- **WHAT IS NEEDED**
Go line by line through the listing below and copy those that hold "Roberto".

- **DATA TO EXAMINE**
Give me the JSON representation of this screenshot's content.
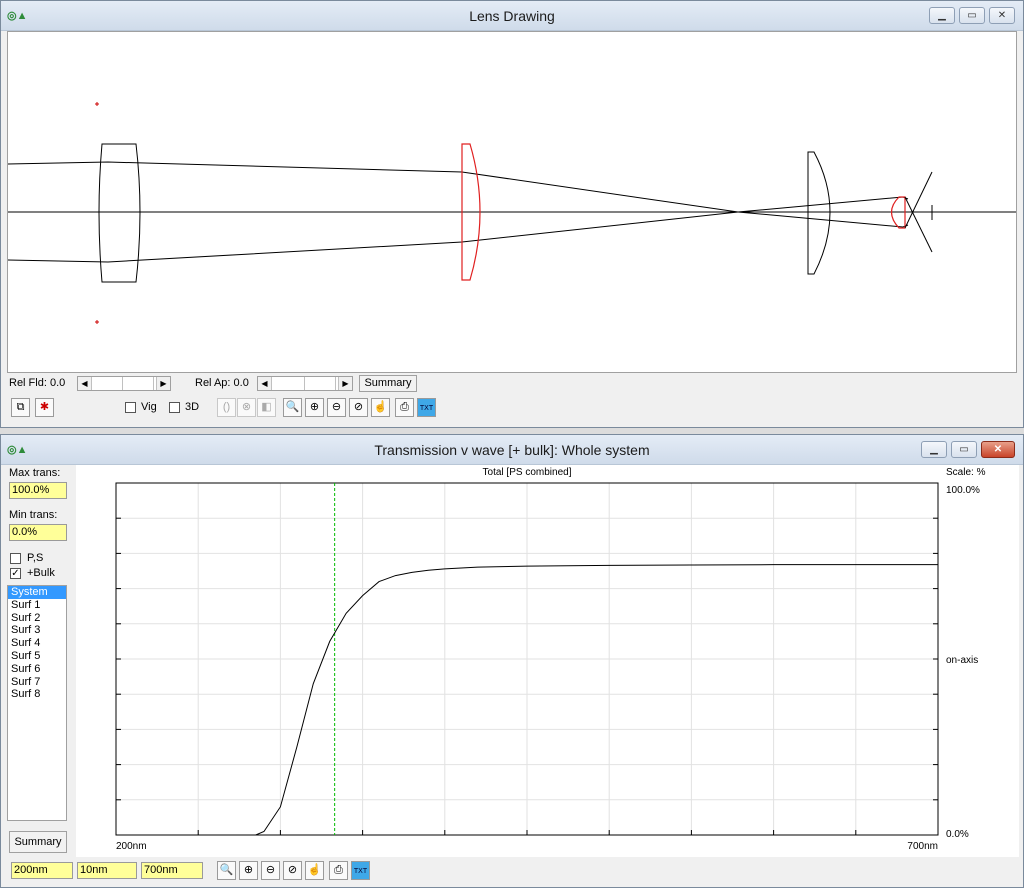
{
  "lens_window": {
    "title": "Lens Drawing",
    "rel_fld_label": "Rel Fld: 0.0",
    "rel_ap_label": "Rel Ap: 0.0",
    "summary_label": "Summary",
    "vig_label": "Vig",
    "vig_checked": false,
    "threed_label": "3D",
    "threed_checked": false
  },
  "trans_window": {
    "title": "Transmission v wave [+ bulk]: Whole system",
    "max_trans_label": "Max trans:",
    "max_trans_value": "100.0%",
    "min_trans_label": "Min trans:",
    "min_trans_value": "0.0%",
    "ps_label": "P,S",
    "ps_checked": false,
    "bulk_label": "+Bulk",
    "bulk_checked": true,
    "surfaces": [
      "System",
      "Surf 1",
      "Surf 2",
      "Surf 3",
      "Surf 4",
      "Surf 5",
      "Surf 6",
      "Surf 7",
      "Surf 8"
    ],
    "selected_surface": "System",
    "summary_label": "Summary",
    "wave_start": "200nm",
    "wave_step": "10nm",
    "wave_end": "700nm"
  },
  "chart_data": {
    "type": "line",
    "title": "Total [PS combined]",
    "scale_label": "Scale: %",
    "x_min_label": "200nm",
    "x_max_label": "700nm",
    "y_max_label": "100.0%",
    "y_min_label": "0.0%",
    "series_label": "on-axis",
    "xlim": [
      200,
      700
    ],
    "ylim": [
      0,
      100
    ],
    "grid": true,
    "marker_wavelength": 333,
    "x": [
      200,
      285,
      290,
      300,
      310,
      320,
      330,
      340,
      350,
      360,
      370,
      380,
      390,
      400,
      420,
      450,
      500,
      550,
      600,
      650,
      700
    ],
    "y": [
      0,
      0,
      1,
      8,
      25,
      43,
      55,
      63,
      68,
      72,
      73.7,
      74.6,
      75.2,
      75.6,
      76.1,
      76.4,
      76.6,
      76.7,
      76.8,
      76.8,
      76.8
    ]
  },
  "colors": {
    "accent_field": "#ffff99",
    "marker_line": "#00bb00",
    "selected_item": "#3399ff",
    "lens_highlight": "#e02020"
  }
}
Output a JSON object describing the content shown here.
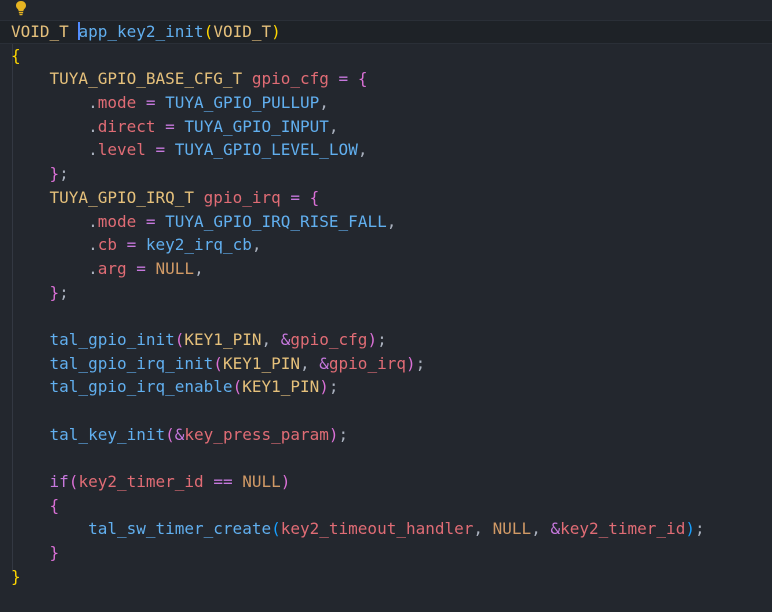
{
  "colors": {
    "background": "#23272e",
    "current_line": "#1e2227",
    "type": "#e5c07b",
    "function": "#61afef",
    "variable": "#e06c75",
    "operator": "#c678dd",
    "null": "#d19a66",
    "punctuation": "#abb2bf",
    "bracket1": "#ffd700",
    "bracket2": "#da70d6",
    "bracket3": "#179fff"
  },
  "lightbulb": {
    "icon": "lightbulb-icon"
  },
  "code": {
    "line1": {
      "ret_type": "VOID_T",
      "func": "app_key2_init",
      "open": "(",
      "param": "VOID_T",
      "close": ")"
    },
    "line2": {
      "brace": "{"
    },
    "line3": {
      "type": "TUYA_GPIO_BASE_CFG_T",
      "var": "gpio_cfg",
      "eq": "=",
      "brace": "{"
    },
    "line4": {
      "dot": ".",
      "member": "mode",
      "eq": "=",
      "value": "TUYA_GPIO_PULLUP",
      "comma": ","
    },
    "line5": {
      "dot": ".",
      "member": "direct",
      "eq": "=",
      "value": "TUYA_GPIO_INPUT",
      "comma": ","
    },
    "line6": {
      "dot": ".",
      "member": "level",
      "eq": "=",
      "value": "TUYA_GPIO_LEVEL_LOW",
      "comma": ","
    },
    "line7": {
      "brace": "}",
      "semi": ";"
    },
    "line8": {
      "type": "TUYA_GPIO_IRQ_T",
      "var": "gpio_irq",
      "eq": "=",
      "brace": "{"
    },
    "line9": {
      "dot": ".",
      "member": "mode",
      "eq": "=",
      "value": "TUYA_GPIO_IRQ_RISE_FALL",
      "comma": ","
    },
    "line10": {
      "dot": ".",
      "member": "cb",
      "eq": "=",
      "value": "key2_irq_cb",
      "comma": ","
    },
    "line11": {
      "dot": ".",
      "member": "arg",
      "eq": "=",
      "value": "NULL",
      "comma": ","
    },
    "line12": {
      "brace": "}",
      "semi": ";"
    },
    "line14": {
      "func": "tal_gpio_init",
      "open": "(",
      "arg1": "KEY1_PIN",
      "sep": ", ",
      "amp": "&",
      "arg2": "gpio_cfg",
      "close": ")",
      "semi": ";"
    },
    "line15": {
      "func": "tal_gpio_irq_init",
      "open": "(",
      "arg1": "KEY1_PIN",
      "sep": ", ",
      "amp": "&",
      "arg2": "gpio_irq",
      "close": ")",
      "semi": ";"
    },
    "line16": {
      "func": "tal_gpio_irq_enable",
      "open": "(",
      "arg1": "KEY1_PIN",
      "close": ")",
      "semi": ";"
    },
    "line18": {
      "func": "tal_key_init",
      "open": "(",
      "amp": "&",
      "arg1": "key_press_param",
      "close": ")",
      "semi": ";"
    },
    "line20": {
      "kw": "if",
      "open": "(",
      "var": "key2_timer_id",
      "op": "==",
      "null": "NULL",
      "close": ")"
    },
    "line21": {
      "brace": "{"
    },
    "line22": {
      "func": "tal_sw_timer_create",
      "open": "(",
      "arg1": "key2_timeout_handler",
      "sep1": ", ",
      "null": "NULL",
      "sep2": ", ",
      "amp": "&",
      "arg2": "key2_timer_id",
      "close": ")",
      "semi": ";"
    },
    "line23": {
      "brace": "}"
    },
    "line24": {
      "brace": "}"
    }
  }
}
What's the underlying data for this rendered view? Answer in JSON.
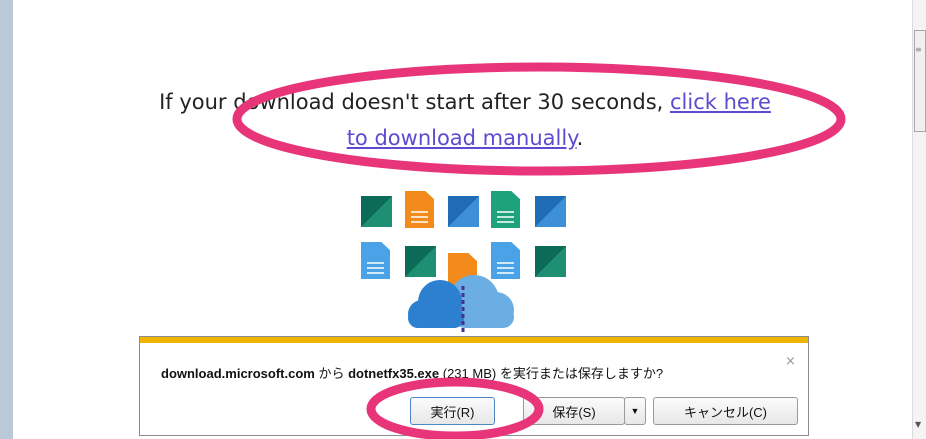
{
  "message": {
    "text_before": "If your download doesn't start after 30 seconds, ",
    "link": "click here to download manually",
    "text_after": "."
  },
  "download_bar": {
    "domain": "download.microsoft.com",
    "from_text": " から ",
    "filename": "dotnetfx35.exe",
    "size": " (231 MB) ",
    "question": "を実行または保存しますか?",
    "close_glyph": "×",
    "run_label": "実行(R)",
    "save_label": "保存(S)",
    "dropdown_glyph": "▼",
    "cancel_label": "キャンセル(C)"
  },
  "scrollbar": {
    "grip_glyph": "≡",
    "down_glyph": "▼"
  },
  "colors": {
    "link": "#5b4bd1",
    "highlight_annotation": "#e8357a",
    "notification_accent": "#f0b400"
  }
}
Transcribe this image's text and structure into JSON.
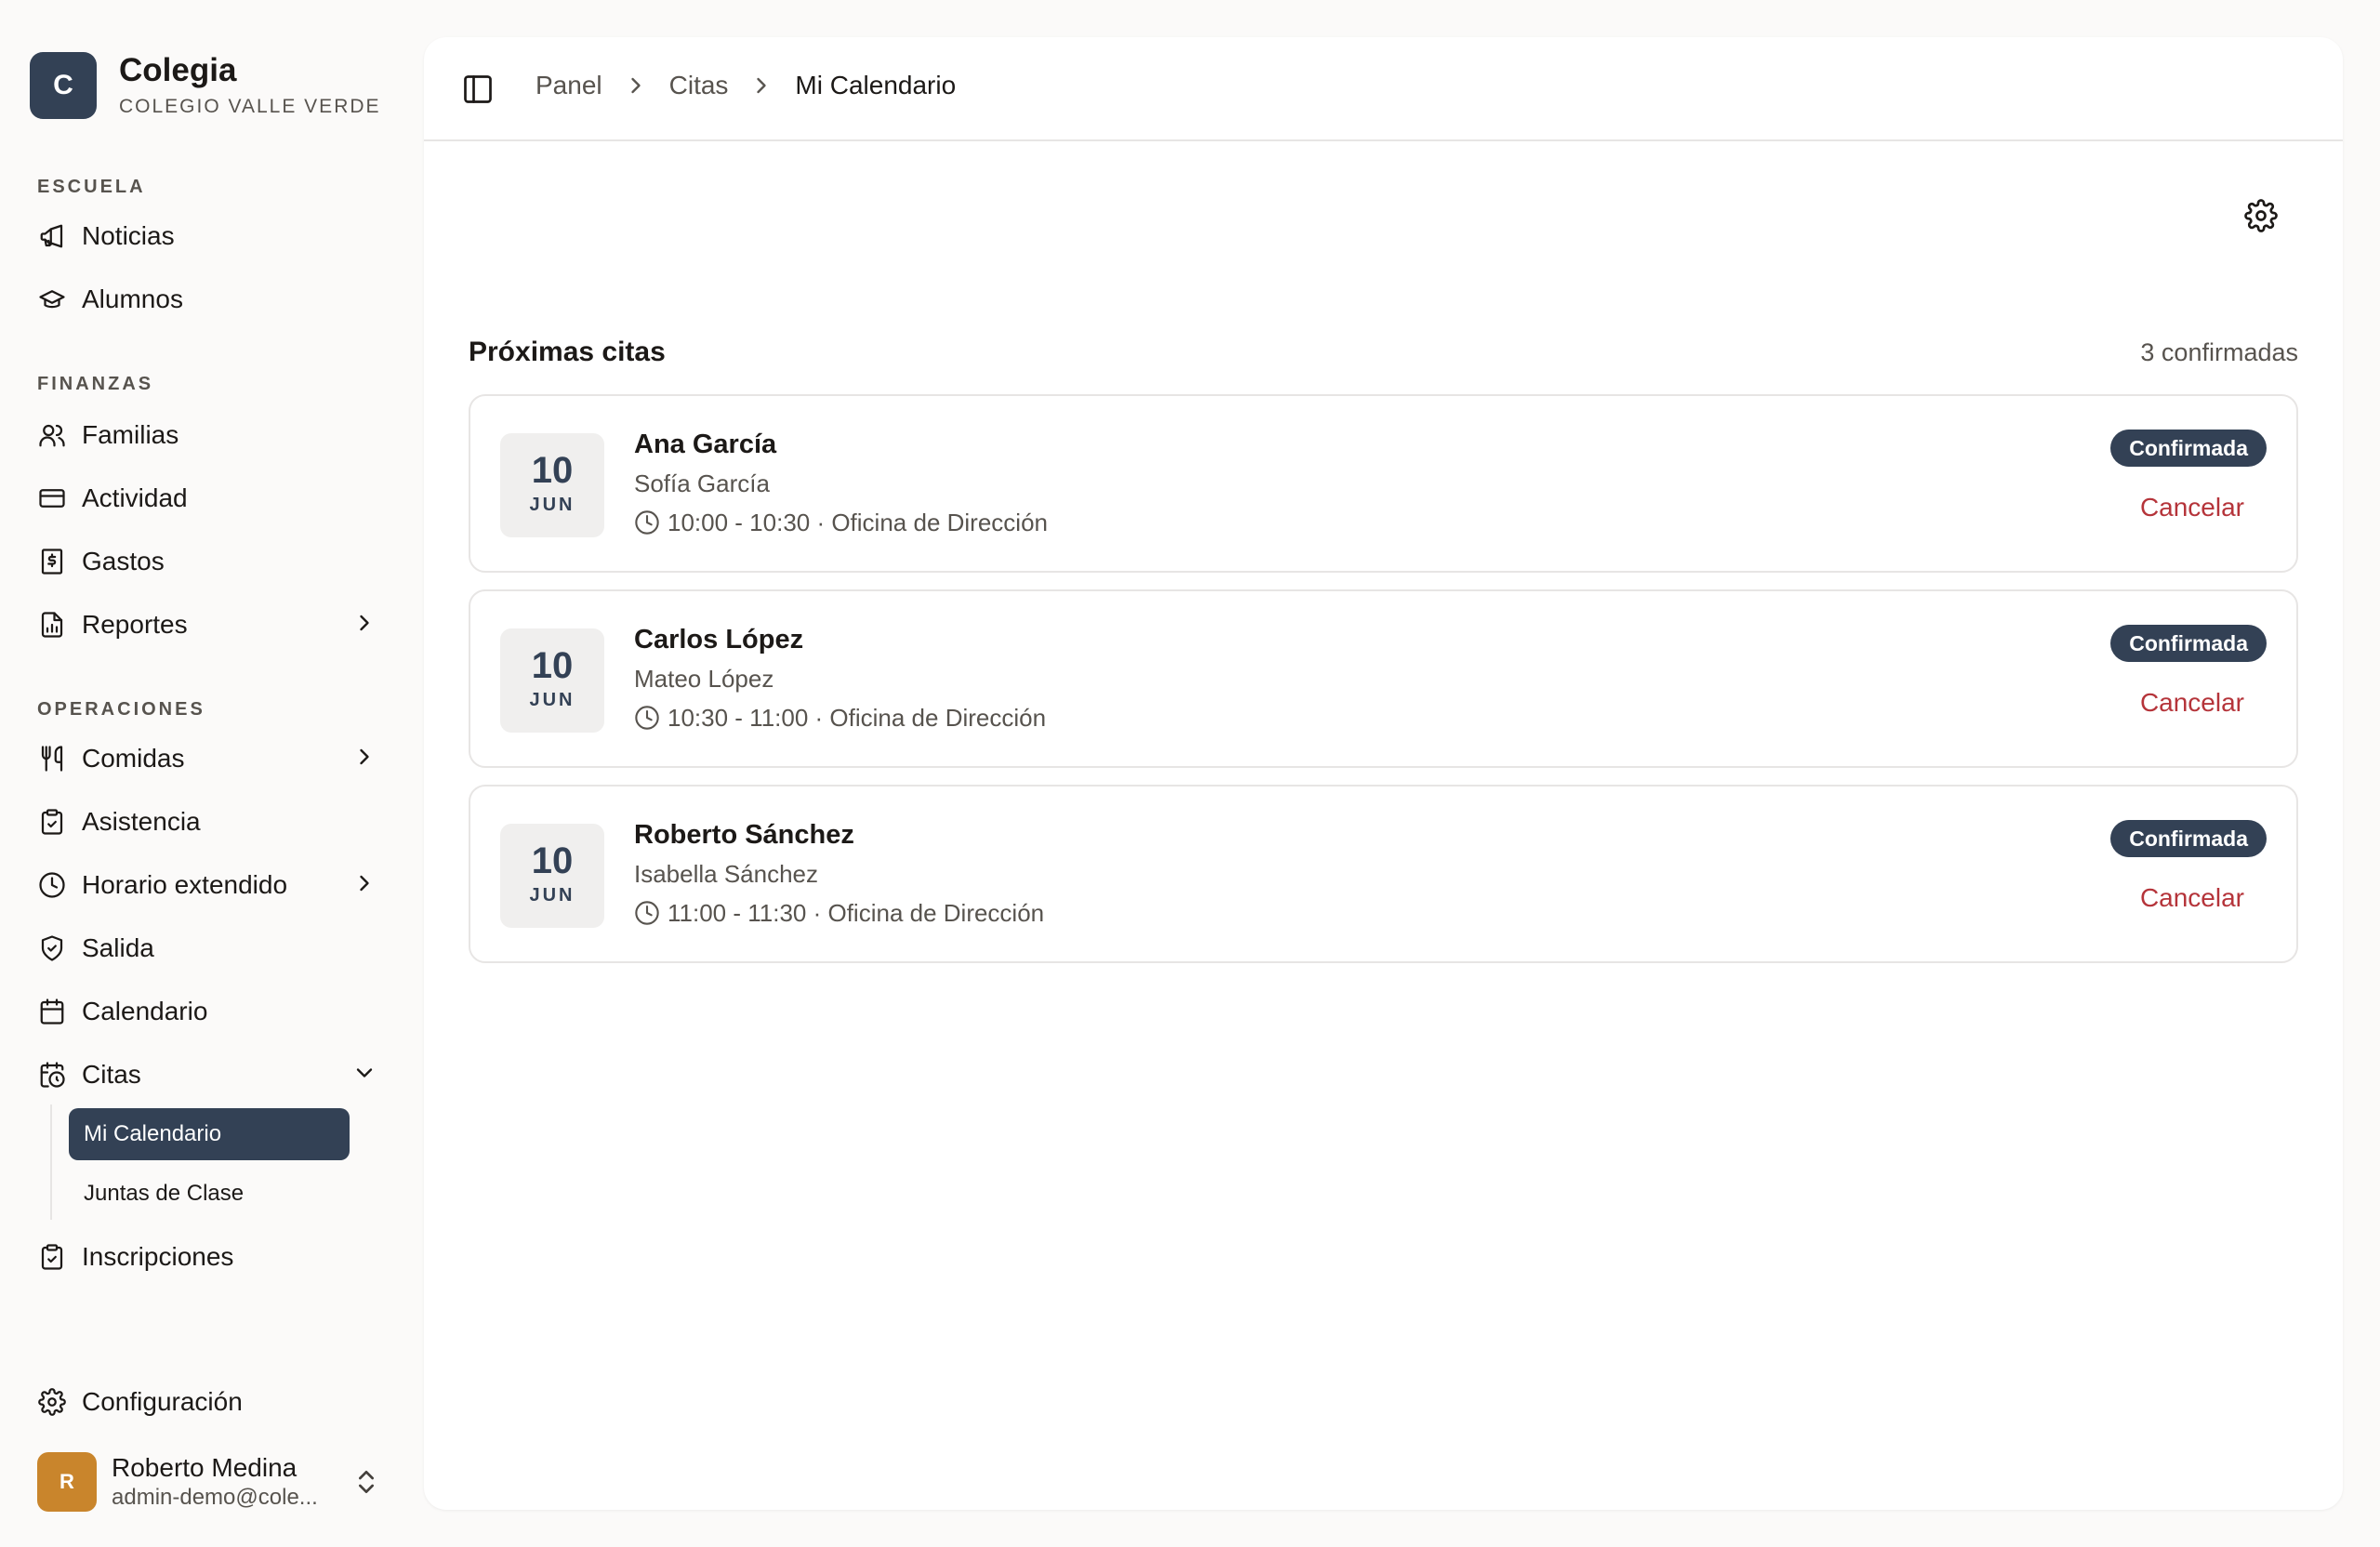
{
  "brand": {
    "initial": "C",
    "name": "Colegia",
    "subtitle": "COLEGIO VALLE VERDE"
  },
  "sidebar": {
    "sections": [
      {
        "label": "ESCUELA",
        "items": [
          {
            "label": "Noticias",
            "icon": "megaphone-icon"
          },
          {
            "label": "Alumnos",
            "icon": "graduation-cap-icon"
          }
        ]
      },
      {
        "label": "FINANZAS",
        "items": [
          {
            "label": "Familias",
            "icon": "users-icon"
          },
          {
            "label": "Actividad",
            "icon": "credit-card-icon"
          },
          {
            "label": "Gastos",
            "icon": "receipt-icon"
          },
          {
            "label": "Reportes",
            "icon": "report-icon"
          }
        ]
      },
      {
        "label": "OPERACIONES",
        "items": [
          {
            "label": "Comidas",
            "icon": "utensils-icon"
          },
          {
            "label": "Asistencia",
            "icon": "clipboard-check-icon"
          },
          {
            "label": "Horario extendido",
            "icon": "clock-icon"
          },
          {
            "label": "Salida",
            "icon": "shield-check-icon"
          },
          {
            "label": "Calendario",
            "icon": "calendar-icon"
          },
          {
            "label": "Citas",
            "icon": "calendar-clock-icon"
          },
          {
            "label": "Inscripciones",
            "icon": "clipboard-check-icon"
          }
        ]
      }
    ],
    "citas_sub": [
      {
        "label": "Mi Calendario",
        "active": true
      },
      {
        "label": "Juntas de Clase",
        "active": false
      }
    ],
    "settings": {
      "label": "Configuración",
      "icon": "gear-icon"
    },
    "user": {
      "initial": "R",
      "name": "Roberto Medina",
      "email": "admin-demo@cole..."
    }
  },
  "breadcrumb": [
    "Panel",
    "Citas",
    "Mi Calendario"
  ],
  "main": {
    "title": "Próximas citas",
    "count": "3 confirmadas",
    "appointments": [
      {
        "day": "10",
        "month": "JUN",
        "parent": "Ana García",
        "student": "Sofía García",
        "details": "10:00 - 10:30 · Oficina de Dirección",
        "status": "Confirmada",
        "action": "Cancelar"
      },
      {
        "day": "10",
        "month": "JUN",
        "parent": "Carlos López",
        "student": "Mateo López",
        "details": "10:30 - 11:00 · Oficina de Dirección",
        "status": "Confirmada",
        "action": "Cancelar"
      },
      {
        "day": "10",
        "month": "JUN",
        "parent": "Roberto Sánchez",
        "student": "Isabella Sánchez",
        "details": "11:00 - 11:30 · Oficina de Dirección",
        "status": "Confirmada",
        "action": "Cancelar"
      }
    ]
  },
  "colors": {
    "primary": "#334155",
    "accent_user": "#c9852c",
    "danger": "#b5343a",
    "background": "#fbfaf9"
  }
}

- **REPLY**
      "name": "Roberto Medina",
        "parent": "Roberto Sánchez",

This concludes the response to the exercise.